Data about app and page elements
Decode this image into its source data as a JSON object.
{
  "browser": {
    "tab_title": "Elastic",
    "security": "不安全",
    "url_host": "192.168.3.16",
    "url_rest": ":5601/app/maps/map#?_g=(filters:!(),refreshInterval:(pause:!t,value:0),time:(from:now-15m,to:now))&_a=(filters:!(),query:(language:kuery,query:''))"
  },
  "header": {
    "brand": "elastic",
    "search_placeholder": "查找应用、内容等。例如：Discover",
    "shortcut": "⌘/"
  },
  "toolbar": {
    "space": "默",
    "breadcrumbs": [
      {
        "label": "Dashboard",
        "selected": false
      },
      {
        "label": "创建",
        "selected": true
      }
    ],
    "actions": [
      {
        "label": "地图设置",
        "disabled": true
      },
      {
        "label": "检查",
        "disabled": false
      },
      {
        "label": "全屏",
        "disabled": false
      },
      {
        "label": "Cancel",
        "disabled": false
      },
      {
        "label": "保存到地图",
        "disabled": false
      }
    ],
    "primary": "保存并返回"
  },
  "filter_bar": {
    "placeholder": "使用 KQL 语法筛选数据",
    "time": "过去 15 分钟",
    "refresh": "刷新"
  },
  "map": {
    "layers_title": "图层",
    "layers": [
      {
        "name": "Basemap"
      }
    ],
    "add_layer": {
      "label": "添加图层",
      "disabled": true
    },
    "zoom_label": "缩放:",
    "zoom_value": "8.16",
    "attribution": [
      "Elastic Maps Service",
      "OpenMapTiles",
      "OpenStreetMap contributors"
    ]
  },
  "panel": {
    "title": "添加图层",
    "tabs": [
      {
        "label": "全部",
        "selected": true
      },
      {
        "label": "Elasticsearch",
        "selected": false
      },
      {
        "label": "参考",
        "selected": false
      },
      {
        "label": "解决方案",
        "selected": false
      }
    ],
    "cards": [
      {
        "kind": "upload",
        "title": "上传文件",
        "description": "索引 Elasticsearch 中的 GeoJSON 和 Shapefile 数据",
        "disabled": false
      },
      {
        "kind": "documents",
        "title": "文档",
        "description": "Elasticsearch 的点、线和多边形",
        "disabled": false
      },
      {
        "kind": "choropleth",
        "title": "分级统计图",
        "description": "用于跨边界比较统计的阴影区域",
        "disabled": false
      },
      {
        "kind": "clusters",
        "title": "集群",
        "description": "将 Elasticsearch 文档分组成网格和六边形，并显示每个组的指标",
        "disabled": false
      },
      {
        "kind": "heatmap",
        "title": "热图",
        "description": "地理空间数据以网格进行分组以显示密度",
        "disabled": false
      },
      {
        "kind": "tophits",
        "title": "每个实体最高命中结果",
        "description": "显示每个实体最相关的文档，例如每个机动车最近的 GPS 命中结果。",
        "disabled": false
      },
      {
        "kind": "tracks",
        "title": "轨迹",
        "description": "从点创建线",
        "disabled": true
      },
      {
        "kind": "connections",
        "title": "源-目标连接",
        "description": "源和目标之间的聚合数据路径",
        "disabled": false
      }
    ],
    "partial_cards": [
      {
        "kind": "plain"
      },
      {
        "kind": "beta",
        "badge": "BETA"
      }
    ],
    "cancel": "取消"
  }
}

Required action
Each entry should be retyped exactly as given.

Result of the task
Decode this image into its source data as a JSON object.
{
  "browser": {
    "tab_title": "Elastic",
    "security": "不安全",
    "url_host": "192.168.3.16",
    "url_rest": ":5601/app/maps/map#?_g=(filters:!(),refreshInterval:(pause:!t,value:0),time:(from:now-15m,to:now))&_a=(filters:!(),query:(language:kuery,query:''))"
  },
  "header": {
    "brand": "elastic",
    "search_placeholder": "查找应用、内容等。例如：Discover",
    "shortcut": "⌘/"
  },
  "toolbar": {
    "space": "默",
    "breadcrumbs": [
      {
        "label": "Dashboard",
        "selected": false
      },
      {
        "label": "创建",
        "selected": true
      }
    ],
    "actions": [
      {
        "label": "地图设置",
        "disabled": true
      },
      {
        "label": "检查",
        "disabled": false
      },
      {
        "label": "全屏",
        "disabled": false
      },
      {
        "label": "Cancel",
        "disabled": false
      },
      {
        "label": "保存到地图",
        "disabled": false
      }
    ],
    "primary": "保存并返回"
  },
  "filter_bar": {
    "placeholder": "使用 KQL 语法筛选数据",
    "time": "过去 15 分钟",
    "refresh": "刷新"
  },
  "map": {
    "layers_title": "图层",
    "layers": [
      {
        "name": "Basemap"
      }
    ],
    "add_layer": {
      "label": "添加图层",
      "disabled": true
    },
    "zoom_label": "缩放:",
    "zoom_value": "8.16",
    "attribution": [
      "Elastic Maps Service",
      "OpenMapTiles",
      "OpenStreetMap contributors"
    ]
  },
  "panel": {
    "title": "添加图层",
    "tabs": [
      {
        "label": "全部",
        "selected": true
      },
      {
        "label": "Elasticsearch",
        "selected": false
      },
      {
        "label": "参考",
        "selected": false
      },
      {
        "label": "解决方案",
        "selected": false
      }
    ],
    "cards": [
      {
        "kind": "upload",
        "title": "上传文件",
        "description": "索引 Elasticsearch 中的 GeoJSON 和 Shapefile 数据",
        "disabled": false
      },
      {
        "kind": "documents",
        "title": "文档",
        "description": "Elasticsearch 的点、线和多边形",
        "disabled": false
      },
      {
        "kind": "choropleth",
        "title": "分级统计图",
        "description": "用于跨边界比较统计的阴影区域",
        "disabled": false
      },
      {
        "kind": "clusters",
        "title": "集群",
        "description": "将 Elasticsearch 文档分组成网格和六边形，并显示每个组的指标",
        "disabled": false
      },
      {
        "kind": "heatmap",
        "title": "热图",
        "description": "地理空间数据以网格进行分组以显示密度",
        "disabled": false
      },
      {
        "kind": "tophits",
        "title": "每个实体最高命中结果",
        "description": "显示每个实体最相关的文档，例如每个机动车最近的 GPS 命中结果。",
        "disabled": false
      },
      {
        "kind": "tracks",
        "title": "轨迹",
        "description": "从点创建线",
        "disabled": true
      },
      {
        "kind": "connections",
        "title": "源-目标连接",
        "description": "源和目标之间的聚合数据路径",
        "disabled": false
      }
    ],
    "partial_cards": [
      {
        "kind": "plain"
      },
      {
        "kind": "beta",
        "badge": "BETA"
      }
    ],
    "cancel": "取消"
  }
}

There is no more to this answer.